Collectively, I am sure that there are a lot of us. But we fail to leverage our collective voice.
The development this year of the Northland Food Policy Network encourages me. Its a group of volunteers of similar diversity expressed above advocating to influence policy. Our success will be proportional to our ability to connect with others of like mind to generate momentum for change.
The industrial food system has super-tanker momentum! It has slick and seductive marketing, economies of scale, sophisticated supply chains and political influence. And perhaps most insidiously, it is the normal – the orthodox, with mostly unquestioned legitimacy.
This Guardian article identifies a similar dynamics for those advocating for climate change. Advocates for change are often left to work on individual efforts while the neo-liberal agenda actively seeks to shore up the status quo and feed our oil addiction.
Duncan Green, author of How Change Happens (get if free here) outlines the power gradient that is fundamental to change in this video:
- power within (when the individual finds ways to change)
- power with (when connections are made with like-minded others)

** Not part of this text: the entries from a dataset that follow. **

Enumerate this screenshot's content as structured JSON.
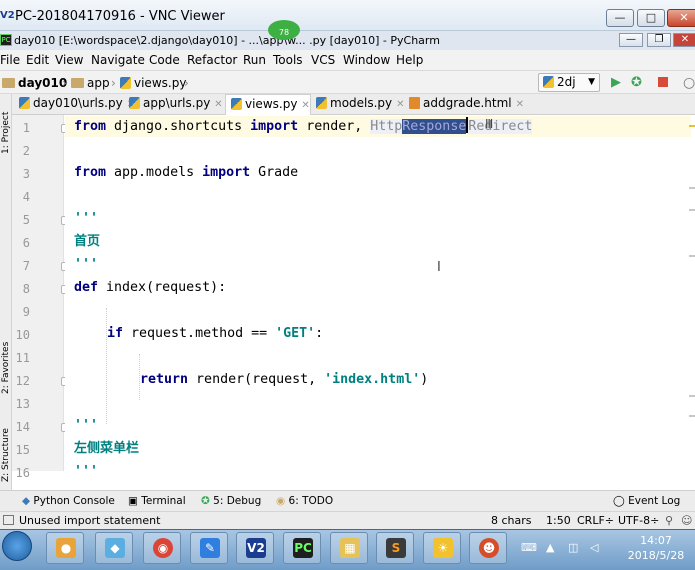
{
  "vnc_window": {
    "title": "PC-201804170916 - VNC Viewer",
    "logo": "V2",
    "buttons": [
      "minimize",
      "maximize",
      "close"
    ]
  },
  "pycharm_window": {
    "title": "day010 [E:\\wordspace\\2.django\\day010] - ...\\app\\w... .py [day010] - PyCharm",
    "badge": "78",
    "icon": "PC"
  },
  "menu": [
    "File",
    "Edit",
    "View",
    "Navigate",
    "Code",
    "Refactor",
    "Run",
    "Tools",
    "VCS",
    "Window",
    "Help"
  ],
  "breadcrumb": [
    "day010",
    "app",
    "views.py"
  ],
  "run_config": "2dj",
  "tabs": [
    {
      "label": "day010\\urls.py",
      "active": false
    },
    {
      "label": "app\\urls.py",
      "active": false
    },
    {
      "label": "views.py",
      "active": true
    },
    {
      "label": "models.py",
      "active": false
    },
    {
      "label": "addgrade.html",
      "active": false
    }
  ],
  "left_tool_windows": [
    "1: Project",
    "2: Favorites",
    "Z: Structure"
  ],
  "line_numbers": [
    "1",
    "2",
    "3",
    "4",
    "5",
    "6",
    "7",
    "8",
    "9",
    "10",
    "11",
    "12",
    "13",
    "14",
    "15",
    "16"
  ],
  "code": {
    "l1": {
      "kw1": "from",
      "mod": " django.shortcuts ",
      "kw2": "import",
      "name": " render, ",
      "unused_a": "Http",
      "sel": "Response",
      "unused_b": "Redirect"
    },
    "l3": {
      "kw1": "from",
      "mod": " app.models ",
      "kw2": "import",
      "name": " Grade"
    },
    "l5": "'''",
    "l6": "首页",
    "l7": "'''",
    "l8": {
      "kw": "def",
      "rest": " index(request):"
    },
    "l10": {
      "kw": "if",
      "mid": " request.method == ",
      "str": "'GET'",
      "end": ":"
    },
    "l12": {
      "kw": "return",
      "mid": " render(request, ",
      "str": "'index.html'",
      "end": ")"
    },
    "l14": "'''",
    "l15": "左侧菜单栏",
    "l16": "'''"
  },
  "tool_tabs": [
    "Python Console",
    "Terminal",
    "5: Debug",
    "6: TODO",
    "Event Log"
  ],
  "status": {
    "message": "Unused import statement",
    "chars": "8 chars",
    "position": "1:50",
    "line_sep": "CRLF÷",
    "encoding": "UTF-8÷"
  },
  "taskbar": {
    "time": "14:07",
    "date": "2018/5/28"
  }
}
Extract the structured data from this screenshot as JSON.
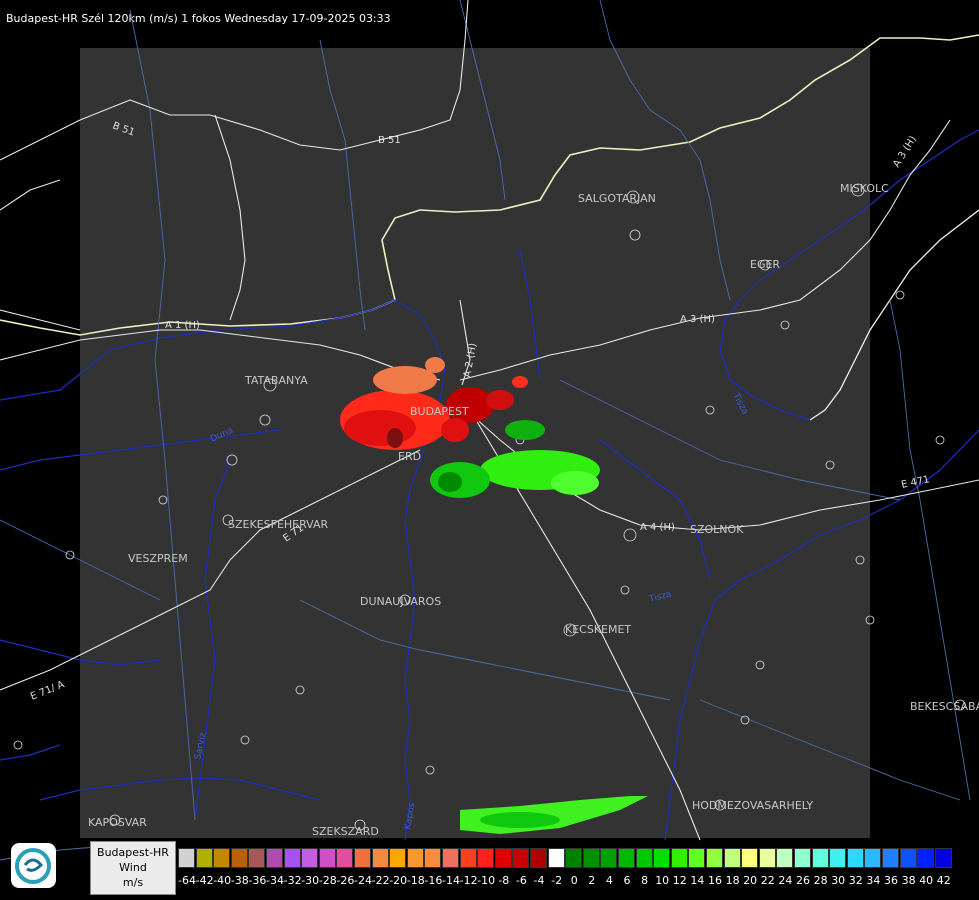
{
  "header": {
    "title": "Budapest-HR Szél 120km (m/s) 1 fokos Wednesday 17-09-2025 03:33"
  },
  "map": {
    "cities": [
      "SALGOTARJAN",
      "MISKOLC",
      "EGER",
      "TATABANYA",
      "BUDAPEST",
      "ERD",
      "SZEKESFEHERVAR",
      "VESZPREM",
      "DUNAUJVAROS",
      "KECSKEMET",
      "SZOLNOK",
      "BEKESCSABA",
      "HODMEZOVASARHELY",
      "KAPOSVAR",
      "SZEKSZARD"
    ],
    "roads": [
      "B 51",
      "B 51",
      "A 1 (H)",
      "A 3 (H)",
      "A 3 (H)",
      "A 2 (H)",
      "E 71",
      "E 471",
      "A 4 (H)",
      "E 71/ A"
    ],
    "rivers": [
      "Duna",
      "Tisza",
      "Tisza",
      "Sarviz",
      "Kapos"
    ]
  },
  "legend": {
    "station": "Budapest-HR",
    "quantity": "Wind",
    "unit": "m/s",
    "ticks": [
      "-64",
      "-42",
      "-40",
      "-38",
      "-36",
      "-34",
      "-32",
      "-30",
      "-28",
      "-26",
      "-24",
      "-22",
      "-20",
      "-18",
      "-16",
      "-14",
      "-12",
      "-10",
      "-8",
      "-6",
      "-4",
      "-2",
      "0",
      "2",
      "4",
      "6",
      "8",
      "10",
      "12",
      "14",
      "16",
      "18",
      "20",
      "22",
      "24",
      "26",
      "28",
      "30",
      "32",
      "34",
      "36",
      "38",
      "40",
      "42"
    ],
    "colors": [
      "#d2d2d2",
      "#b0b000",
      "#c08a00",
      "#b8600c",
      "#a85858",
      "#b04cb0",
      "#a850f0",
      "#c060e0",
      "#d050c8",
      "#e050a0",
      "#f07040",
      "#f08a40",
      "#f8a800",
      "#f89830",
      "#f88c40",
      "#f07060",
      "#f84020",
      "#ff2020",
      "#e00000",
      "#c80000",
      "#b00000",
      "#ffffff",
      "#008000",
      "#009000",
      "#00a000",
      "#00b800",
      "#00c800",
      "#00e000",
      "#30f000",
      "#60ff20",
      "#90ff40",
      "#c0ff80",
      "#ffff80",
      "#e8ffa0",
      "#c0ffc0",
      "#90ffd0",
      "#60ffe0",
      "#40f0f0",
      "#30d8ff",
      "#30b8ff",
      "#2080ff",
      "#1050ff",
      "#0020ff",
      "#0000e0"
    ]
  }
}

- power to (the capability to decide actions and carry them out)
- power over ( the power to effect and embed change).
Those of us focussed on food system change have taken steps to make connections and are developing the capability for collective action. Our ability to influence will be determined by our ability to make ongoing connections.
Another useful idea from this video is Duncan Green’s power analysis adapted below. Those with high concern about issues, but low influence have to find their collective voice, translate it into action and engage and influence those who have influence but are not engaged to change. We need to reach out to landowners and supermarkets for example.
Follow this link for more on change, based on Duncan Green’s thinking.
A way forward
Two projects that Local Food Northland are working on are supporting the change dynamics. We are supporting the Northland Food Policy Network and Clive McKegg is leading a project to develop a database of individuals and organisations with common aspirations. We are fully aware that a data base is only part of the engagement equation. We need to engage kanohi ki te kanohi (face to face).
What can you do?
If you want to see a food system that serves people by supporting our health, building our economy and sustaining our environment, one practical step is to help us connect with organisations that you are aware of that want these outcomes too. Please contact us or leave a comment below.